▸ Task to carry out: Could you reproduce every entry that follows, exactly as shown?

======== Provided material

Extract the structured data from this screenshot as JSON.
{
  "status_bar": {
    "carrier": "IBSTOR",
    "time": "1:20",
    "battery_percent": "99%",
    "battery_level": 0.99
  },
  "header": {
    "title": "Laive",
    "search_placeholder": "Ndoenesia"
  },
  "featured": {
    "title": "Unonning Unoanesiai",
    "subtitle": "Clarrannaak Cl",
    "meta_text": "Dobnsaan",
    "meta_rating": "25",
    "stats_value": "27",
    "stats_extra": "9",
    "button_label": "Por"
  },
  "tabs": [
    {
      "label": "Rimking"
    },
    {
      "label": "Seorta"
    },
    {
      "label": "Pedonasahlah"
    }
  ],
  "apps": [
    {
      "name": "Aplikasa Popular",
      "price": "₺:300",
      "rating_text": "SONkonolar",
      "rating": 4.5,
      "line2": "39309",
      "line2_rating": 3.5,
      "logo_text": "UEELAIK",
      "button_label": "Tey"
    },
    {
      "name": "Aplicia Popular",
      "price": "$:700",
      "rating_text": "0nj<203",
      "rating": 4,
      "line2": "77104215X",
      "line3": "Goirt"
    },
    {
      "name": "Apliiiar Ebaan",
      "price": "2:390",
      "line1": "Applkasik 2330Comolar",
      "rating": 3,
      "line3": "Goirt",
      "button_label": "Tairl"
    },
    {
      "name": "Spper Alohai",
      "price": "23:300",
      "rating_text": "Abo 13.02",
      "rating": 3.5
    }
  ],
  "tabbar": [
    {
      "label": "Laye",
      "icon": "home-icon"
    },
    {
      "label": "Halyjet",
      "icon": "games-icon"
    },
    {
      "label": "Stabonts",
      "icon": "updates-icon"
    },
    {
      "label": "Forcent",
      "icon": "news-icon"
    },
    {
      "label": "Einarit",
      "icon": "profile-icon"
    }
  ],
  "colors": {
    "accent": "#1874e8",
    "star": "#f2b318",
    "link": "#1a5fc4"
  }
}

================

▸ The answer:
Extract the structured data from this screenshot as JSON.
{
  "status_bar": {
    "carrier": "IBSTOR",
    "time": "1:20",
    "battery_percent": "99%",
    "battery_level": 0.99
  },
  "header": {
    "title": "Laive",
    "search_placeholder": "Ndoenesia"
  },
  "featured": {
    "title": "Unonning Unoanesiai",
    "subtitle": "Clarrannaak Cl",
    "meta_text": "Dobnsaan",
    "meta_rating": "25",
    "stats_value": "27",
    "stats_extra": "9",
    "button_label": "Por"
  },
  "tabs": [
    {
      "label": "Rimking"
    },
    {
      "label": "Seorta"
    },
    {
      "label": "Pedonasahlah"
    }
  ],
  "apps": [
    {
      "name": "Aplikasa Popular",
      "price": "₺:300",
      "rating_text": "SONkonolar",
      "rating": 4.5,
      "line2": "39309",
      "line2_rating": 3.5,
      "logo_text": "UEELAIK",
      "button_label": "Tey"
    },
    {
      "name": "Aplicia Popular",
      "price": "$:700",
      "rating_text": "0nj<203",
      "rating": 4,
      "line2": "77104215X",
      "line3": "Goirt"
    },
    {
      "name": "Apliiiar Ebaan",
      "price": "2:390",
      "line1": "Applkasik 2330Comolar",
      "rating": 3,
      "line3": "Goirt",
      "button_label": "Tairl"
    },
    {
      "name": "Spper Alohai",
      "price": "23:300",
      "rating_text": "Abo 13.02",
      "rating": 3.5
    }
  ],
  "tabbar": [
    {
      "label": "Laye",
      "icon": "home-icon"
    },
    {
      "label": "Halyjet",
      "icon": "games-icon"
    },
    {
      "label": "Stabonts",
      "icon": "updates-icon"
    },
    {
      "label": "Forcent",
      "icon": "news-icon"
    },
    {
      "label": "Einarit",
      "icon": "profile-icon"
    }
  ],
  "colors": {
    "accent": "#1874e8",
    "star": "#f2b318",
    "link": "#1a5fc4"
  }
}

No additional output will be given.